:: Materials provided ::
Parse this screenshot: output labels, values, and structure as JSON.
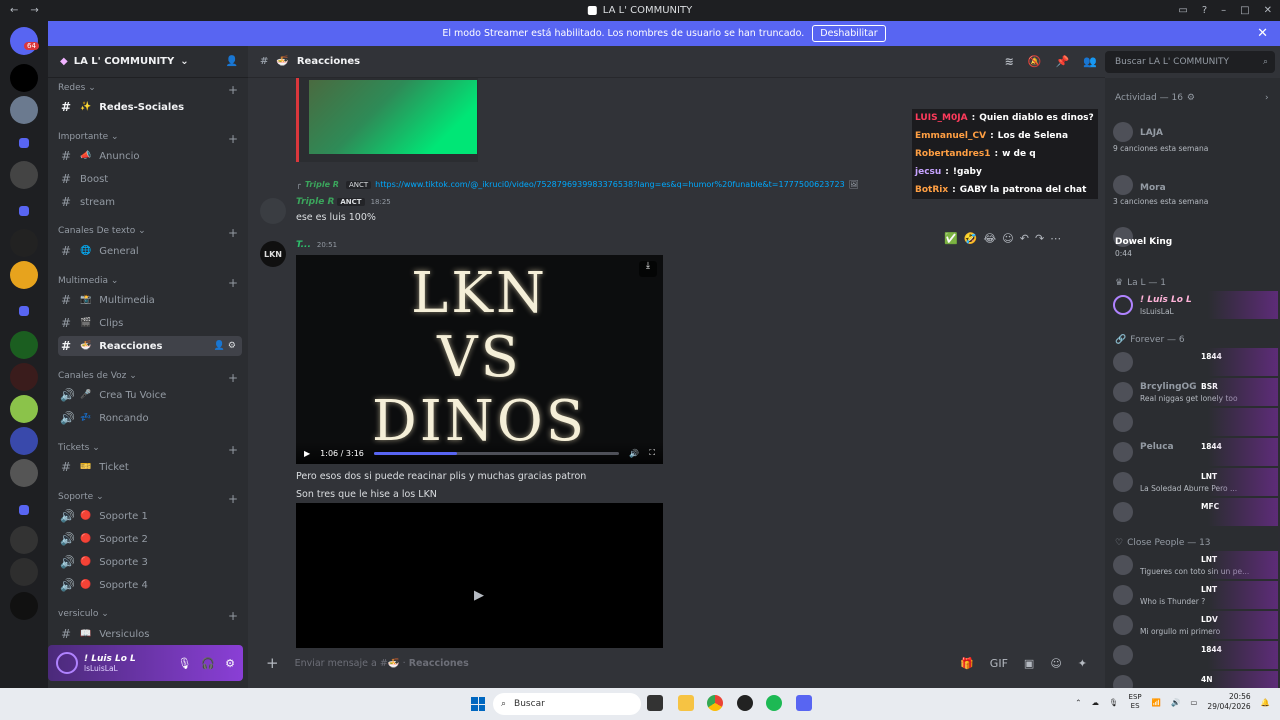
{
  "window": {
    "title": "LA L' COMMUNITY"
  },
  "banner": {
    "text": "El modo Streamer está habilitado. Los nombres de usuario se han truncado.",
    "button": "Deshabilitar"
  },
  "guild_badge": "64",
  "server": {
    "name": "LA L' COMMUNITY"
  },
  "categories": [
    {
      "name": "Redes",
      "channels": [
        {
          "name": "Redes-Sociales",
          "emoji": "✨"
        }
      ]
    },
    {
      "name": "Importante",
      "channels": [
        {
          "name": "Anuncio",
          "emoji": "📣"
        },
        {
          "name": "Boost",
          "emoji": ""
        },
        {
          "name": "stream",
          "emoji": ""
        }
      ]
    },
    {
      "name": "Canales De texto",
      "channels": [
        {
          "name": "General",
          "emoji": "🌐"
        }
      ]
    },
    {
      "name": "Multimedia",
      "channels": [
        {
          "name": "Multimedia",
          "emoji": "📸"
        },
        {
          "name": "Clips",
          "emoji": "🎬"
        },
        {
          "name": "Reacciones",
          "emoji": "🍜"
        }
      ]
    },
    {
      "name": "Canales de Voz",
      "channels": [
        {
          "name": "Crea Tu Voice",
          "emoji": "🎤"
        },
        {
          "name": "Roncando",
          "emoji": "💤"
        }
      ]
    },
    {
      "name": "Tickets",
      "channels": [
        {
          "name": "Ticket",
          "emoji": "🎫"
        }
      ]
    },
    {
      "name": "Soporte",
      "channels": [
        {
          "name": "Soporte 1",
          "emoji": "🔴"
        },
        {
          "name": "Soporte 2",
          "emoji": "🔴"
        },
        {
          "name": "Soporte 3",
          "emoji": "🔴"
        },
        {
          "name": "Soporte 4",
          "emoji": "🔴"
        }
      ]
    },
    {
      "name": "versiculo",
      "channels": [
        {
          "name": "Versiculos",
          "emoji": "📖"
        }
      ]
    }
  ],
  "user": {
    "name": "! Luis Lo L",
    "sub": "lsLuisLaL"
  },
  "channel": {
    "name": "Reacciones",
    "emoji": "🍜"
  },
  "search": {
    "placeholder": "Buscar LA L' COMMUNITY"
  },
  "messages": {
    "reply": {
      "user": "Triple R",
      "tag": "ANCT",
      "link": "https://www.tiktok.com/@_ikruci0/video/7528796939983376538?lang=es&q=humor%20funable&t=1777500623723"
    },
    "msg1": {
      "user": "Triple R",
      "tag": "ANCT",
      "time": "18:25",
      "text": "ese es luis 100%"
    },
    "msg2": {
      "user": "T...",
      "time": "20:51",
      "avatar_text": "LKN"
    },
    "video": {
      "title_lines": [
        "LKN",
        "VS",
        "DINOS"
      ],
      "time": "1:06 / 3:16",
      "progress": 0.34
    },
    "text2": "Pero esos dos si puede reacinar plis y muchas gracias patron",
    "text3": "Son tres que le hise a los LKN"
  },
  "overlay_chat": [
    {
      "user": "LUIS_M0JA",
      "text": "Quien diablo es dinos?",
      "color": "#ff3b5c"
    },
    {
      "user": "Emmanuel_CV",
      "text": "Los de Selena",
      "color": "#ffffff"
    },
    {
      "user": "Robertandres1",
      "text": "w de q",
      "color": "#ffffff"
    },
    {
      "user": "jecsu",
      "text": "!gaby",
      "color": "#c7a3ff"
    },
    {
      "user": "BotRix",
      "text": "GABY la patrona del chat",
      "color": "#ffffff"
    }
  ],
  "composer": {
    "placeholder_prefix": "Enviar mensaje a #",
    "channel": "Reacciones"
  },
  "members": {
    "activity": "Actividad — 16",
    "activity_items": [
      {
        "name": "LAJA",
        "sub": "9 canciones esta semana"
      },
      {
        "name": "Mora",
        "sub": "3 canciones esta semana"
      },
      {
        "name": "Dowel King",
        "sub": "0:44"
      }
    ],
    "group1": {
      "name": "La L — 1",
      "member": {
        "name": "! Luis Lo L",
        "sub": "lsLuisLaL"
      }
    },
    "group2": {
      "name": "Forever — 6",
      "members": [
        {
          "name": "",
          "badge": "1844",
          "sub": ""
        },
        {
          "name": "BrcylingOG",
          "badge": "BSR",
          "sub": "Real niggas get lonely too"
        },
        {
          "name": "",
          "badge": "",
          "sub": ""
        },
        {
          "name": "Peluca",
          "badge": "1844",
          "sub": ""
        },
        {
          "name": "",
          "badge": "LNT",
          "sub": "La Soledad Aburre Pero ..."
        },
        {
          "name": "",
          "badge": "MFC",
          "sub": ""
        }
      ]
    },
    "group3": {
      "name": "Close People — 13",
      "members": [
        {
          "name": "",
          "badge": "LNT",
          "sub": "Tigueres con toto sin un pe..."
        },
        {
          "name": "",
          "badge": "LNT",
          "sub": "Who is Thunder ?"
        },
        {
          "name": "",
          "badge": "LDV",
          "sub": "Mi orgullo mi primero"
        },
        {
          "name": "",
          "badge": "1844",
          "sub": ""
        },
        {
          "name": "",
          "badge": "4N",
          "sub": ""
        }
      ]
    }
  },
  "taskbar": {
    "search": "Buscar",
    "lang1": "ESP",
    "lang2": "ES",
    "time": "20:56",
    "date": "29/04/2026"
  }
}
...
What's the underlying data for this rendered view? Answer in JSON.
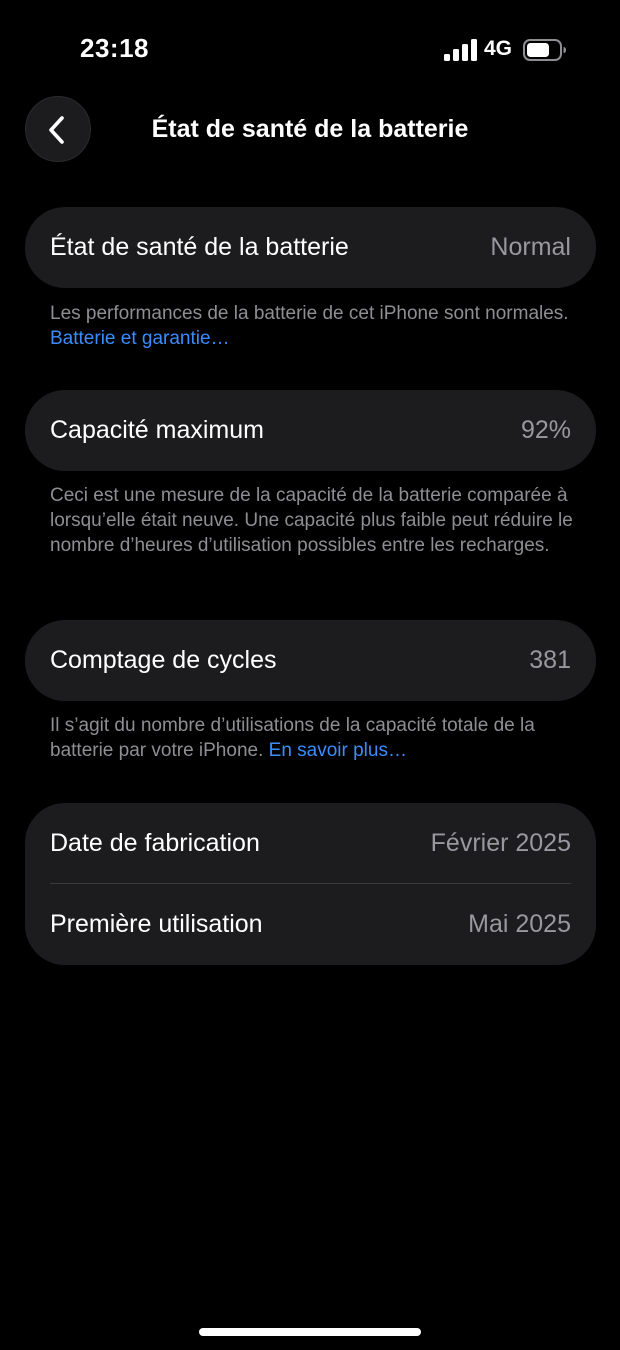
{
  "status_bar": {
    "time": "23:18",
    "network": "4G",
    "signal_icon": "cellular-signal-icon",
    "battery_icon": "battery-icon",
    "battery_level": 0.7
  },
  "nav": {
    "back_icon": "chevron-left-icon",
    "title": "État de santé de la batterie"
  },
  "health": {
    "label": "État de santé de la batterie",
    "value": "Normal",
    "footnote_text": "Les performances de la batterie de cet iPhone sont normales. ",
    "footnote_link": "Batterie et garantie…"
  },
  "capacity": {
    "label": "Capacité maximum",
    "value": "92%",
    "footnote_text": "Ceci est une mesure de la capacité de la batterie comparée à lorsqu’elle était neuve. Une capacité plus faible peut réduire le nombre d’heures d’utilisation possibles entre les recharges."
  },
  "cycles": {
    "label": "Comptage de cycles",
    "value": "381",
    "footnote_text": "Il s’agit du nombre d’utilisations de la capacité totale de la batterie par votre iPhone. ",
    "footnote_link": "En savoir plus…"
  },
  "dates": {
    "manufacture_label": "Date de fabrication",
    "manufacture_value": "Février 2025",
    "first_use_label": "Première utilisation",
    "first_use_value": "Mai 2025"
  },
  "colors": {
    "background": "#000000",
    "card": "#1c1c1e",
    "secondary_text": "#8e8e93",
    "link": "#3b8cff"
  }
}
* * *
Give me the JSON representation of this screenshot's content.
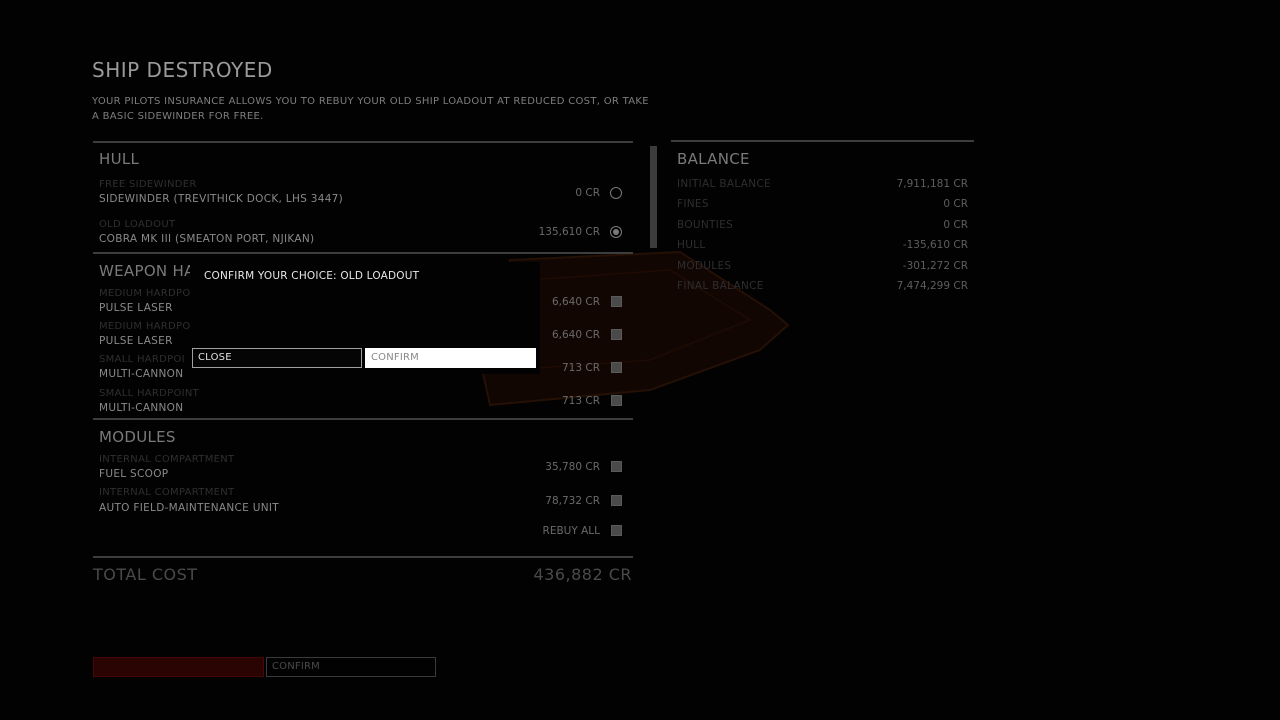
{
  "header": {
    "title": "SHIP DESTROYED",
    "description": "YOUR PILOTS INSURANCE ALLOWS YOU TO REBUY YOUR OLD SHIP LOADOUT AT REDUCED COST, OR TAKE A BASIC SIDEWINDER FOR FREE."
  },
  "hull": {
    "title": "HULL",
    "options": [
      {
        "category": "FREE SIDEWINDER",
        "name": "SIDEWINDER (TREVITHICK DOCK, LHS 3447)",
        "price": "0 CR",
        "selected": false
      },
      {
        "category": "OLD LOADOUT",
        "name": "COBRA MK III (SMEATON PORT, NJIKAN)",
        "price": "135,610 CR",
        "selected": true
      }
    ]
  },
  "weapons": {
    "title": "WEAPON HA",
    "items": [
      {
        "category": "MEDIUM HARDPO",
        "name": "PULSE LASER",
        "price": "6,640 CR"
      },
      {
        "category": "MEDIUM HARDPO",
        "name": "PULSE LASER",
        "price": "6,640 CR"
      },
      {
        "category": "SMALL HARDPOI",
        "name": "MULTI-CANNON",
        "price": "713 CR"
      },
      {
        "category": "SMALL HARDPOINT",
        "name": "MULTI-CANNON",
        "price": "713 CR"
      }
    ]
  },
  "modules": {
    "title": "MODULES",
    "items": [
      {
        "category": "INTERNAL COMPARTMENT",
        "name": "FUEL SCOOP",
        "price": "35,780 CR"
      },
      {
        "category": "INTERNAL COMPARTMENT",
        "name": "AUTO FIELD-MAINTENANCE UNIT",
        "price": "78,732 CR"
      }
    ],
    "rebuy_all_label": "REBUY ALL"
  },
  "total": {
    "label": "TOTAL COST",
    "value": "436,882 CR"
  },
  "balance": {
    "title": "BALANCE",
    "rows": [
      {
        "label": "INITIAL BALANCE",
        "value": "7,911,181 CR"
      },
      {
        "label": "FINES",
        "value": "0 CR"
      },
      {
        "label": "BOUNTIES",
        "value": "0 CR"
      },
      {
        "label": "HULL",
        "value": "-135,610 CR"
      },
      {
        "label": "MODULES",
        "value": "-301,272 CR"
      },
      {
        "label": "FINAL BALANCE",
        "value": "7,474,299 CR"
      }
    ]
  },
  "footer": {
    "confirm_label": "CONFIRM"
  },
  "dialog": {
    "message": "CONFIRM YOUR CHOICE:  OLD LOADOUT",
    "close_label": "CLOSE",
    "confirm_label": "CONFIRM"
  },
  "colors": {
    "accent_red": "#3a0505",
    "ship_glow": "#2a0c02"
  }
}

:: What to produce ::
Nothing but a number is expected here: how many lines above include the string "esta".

:: Worked solution ::
2